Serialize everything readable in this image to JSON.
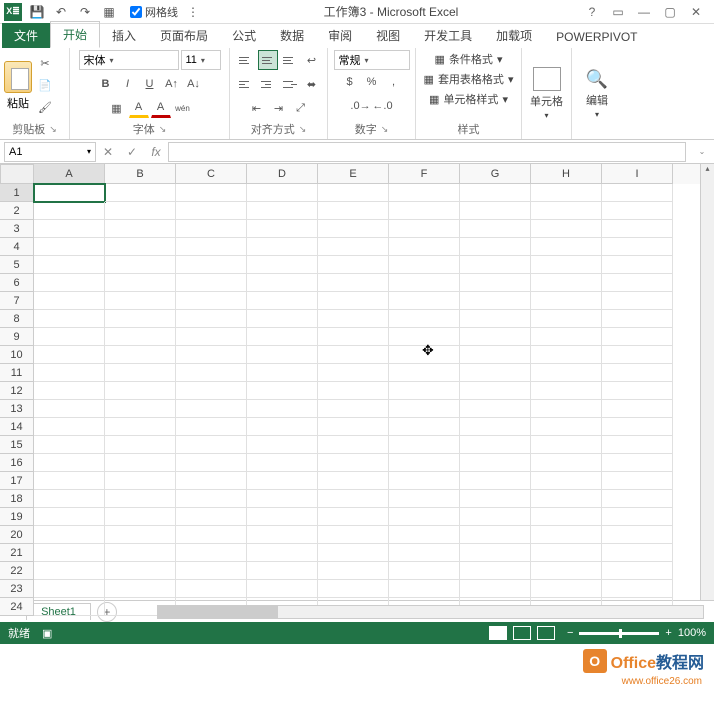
{
  "titlebar": {
    "gridlines_label": "网格线",
    "title": "工作簿3 - Microsoft Excel"
  },
  "tabs": {
    "file": "文件",
    "home": "开始",
    "insert": "插入",
    "pagelayout": "页面布局",
    "formulas": "公式",
    "data": "数据",
    "review": "审阅",
    "view": "视图",
    "developer": "开发工具",
    "addins": "加载项",
    "powerpivot": "POWERPIVOT"
  },
  "ribbon": {
    "clipboard": {
      "label": "剪贴板",
      "paste": "粘贴"
    },
    "font": {
      "label": "字体",
      "name": "宋体",
      "size": "11",
      "bold": "B",
      "italic": "I",
      "underline": "U",
      "phonetic": "wén",
      "phonetic2": "A"
    },
    "alignment": {
      "label": "对齐方式"
    },
    "number": {
      "label": "数字",
      "format": "常规"
    },
    "styles": {
      "label": "样式",
      "cond": "条件格式",
      "table": "套用表格格式",
      "cell": "单元格样式"
    },
    "cells": {
      "label": "单元格"
    },
    "editing": {
      "label": "编辑"
    }
  },
  "formula_bar": {
    "name_box": "A1",
    "fx": "fx"
  },
  "grid": {
    "cols": [
      "A",
      "B",
      "C",
      "D",
      "E",
      "F",
      "G",
      "H",
      "I"
    ],
    "rows": [
      "1",
      "2",
      "3",
      "4",
      "5",
      "6",
      "7",
      "8",
      "9",
      "10",
      "11",
      "12",
      "13",
      "14",
      "15",
      "16",
      "17",
      "18",
      "19",
      "20",
      "21",
      "22",
      "23",
      "24"
    ]
  },
  "sheets": {
    "active": "Sheet1"
  },
  "statusbar": {
    "ready": "就绪",
    "zoom": "100%"
  },
  "watermark": {
    "text1": "Office",
    "text2": "教程网",
    "url": "www.office26.com"
  }
}
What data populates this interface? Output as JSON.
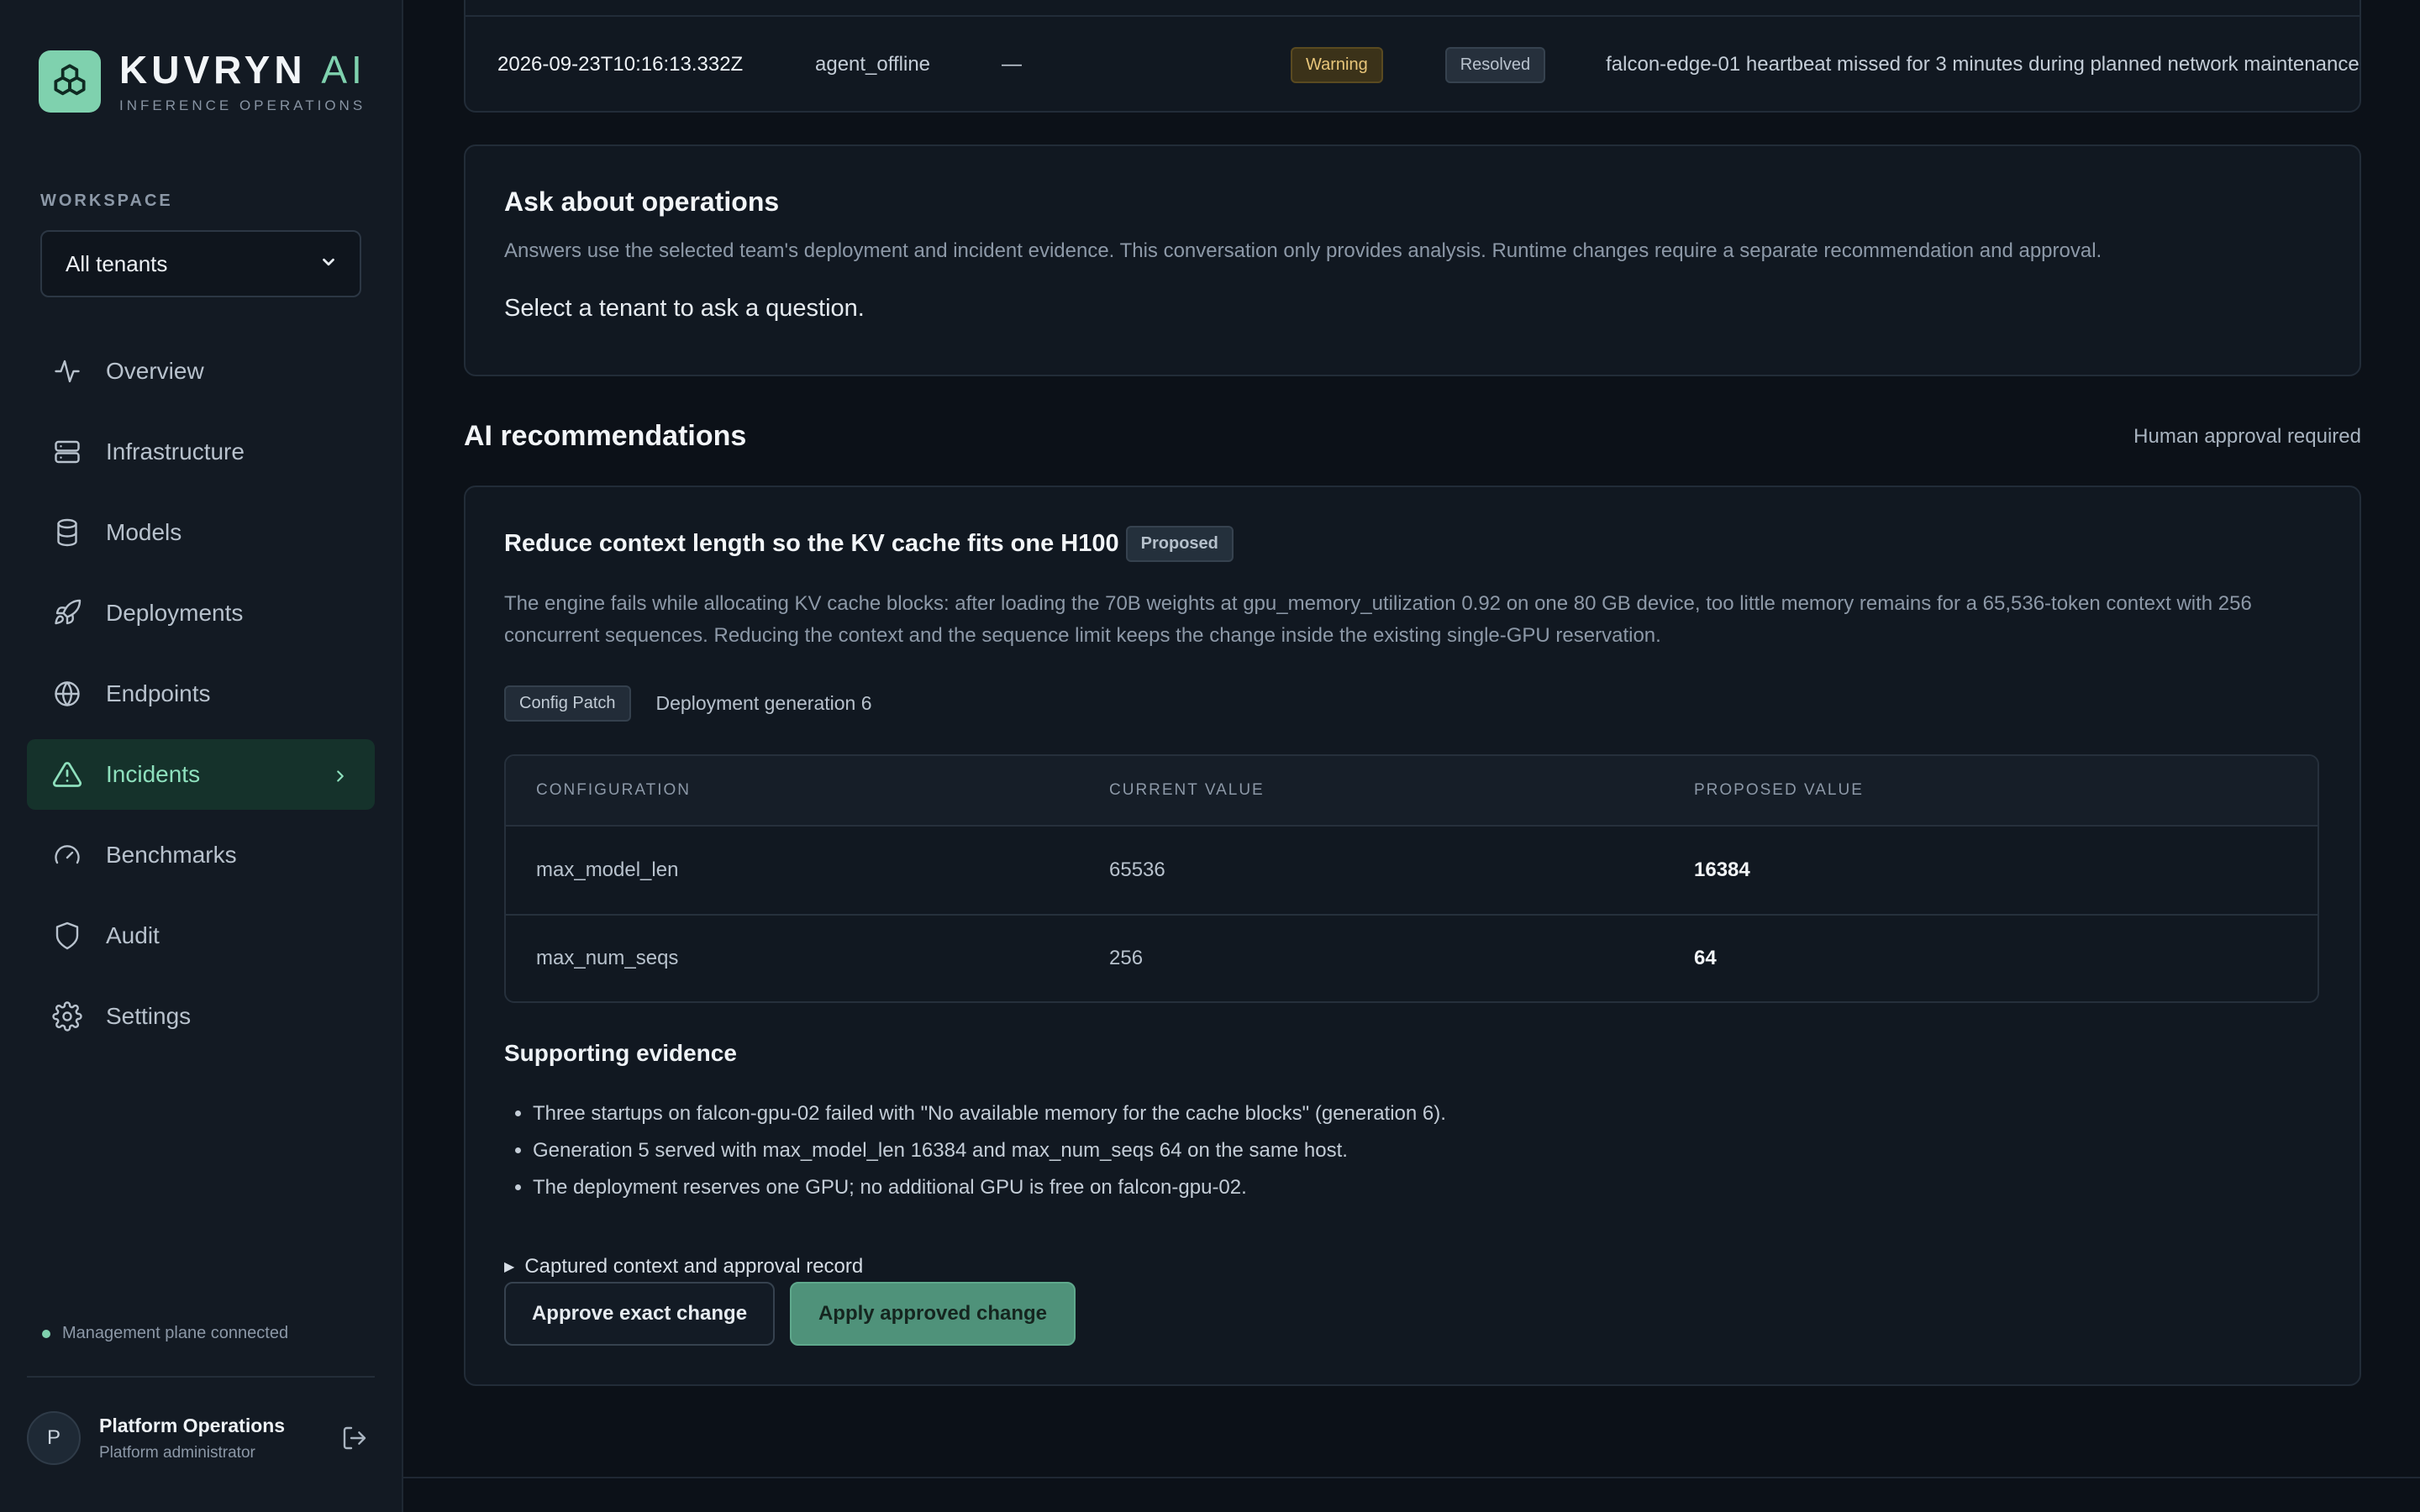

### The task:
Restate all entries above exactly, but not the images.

### Your solution:
Serialize everything readable in this image to JSON.
{
  "titlebar": {
    "gridlines_label": "网格线",
    "title": "工作簿3 - Microsoft Excel"
  },
  "tabs": {
    "file": "文件",
    "home": "开始",
    "insert": "插入",
    "pagelayout": "页面布局",
    "formulas": "公式",
    "data": "数据",
    "review": "审阅",
    "view": "视图",
    "developer": "开发工具",
    "addins": "加载项",
    "powerpivot": "POWERPIVOT"
  },
  "ribbon": {
    "clipboard": {
      "label": "剪贴板",
      "paste": "粘贴"
    },
    "font": {
      "label": "字体",
      "name": "宋体",
      "size": "11",
      "bold": "B",
      "italic": "I",
      "underline": "U",
      "phonetic": "wén",
      "phonetic2": "A"
    },
    "alignment": {
      "label": "对齐方式"
    },
    "number": {
      "label": "数字",
      "format": "常规"
    },
    "styles": {
      "label": "样式",
      "cond": "条件格式",
      "table": "套用表格格式",
      "cell": "单元格样式"
    },
    "cells": {
      "label": "单元格"
    },
    "editing": {
      "label": "编辑"
    }
  },
  "formula_bar": {
    "name_box": "A1",
    "fx": "fx"
  },
  "grid": {
    "cols": [
      "A",
      "B",
      "C",
      "D",
      "E",
      "F",
      "G",
      "H",
      "I"
    ],
    "rows": [
      "1",
      "2",
      "3",
      "4",
      "5",
      "6",
      "7",
      "8",
      "9",
      "10",
      "11",
      "12",
      "13",
      "14",
      "15",
      "16",
      "17",
      "18",
      "19",
      "20",
      "21",
      "22",
      "23",
      "24"
    ]
  },
  "sheets": {
    "active": "Sheet1"
  },
  "statusbar": {
    "ready": "就绪",
    "zoom": "100%"
  },
  "watermark": {
    "text1": "Office",
    "text2": "教程网",
    "url": "www.office26.com"
  }
}
What data populates this interface? Output as JSON.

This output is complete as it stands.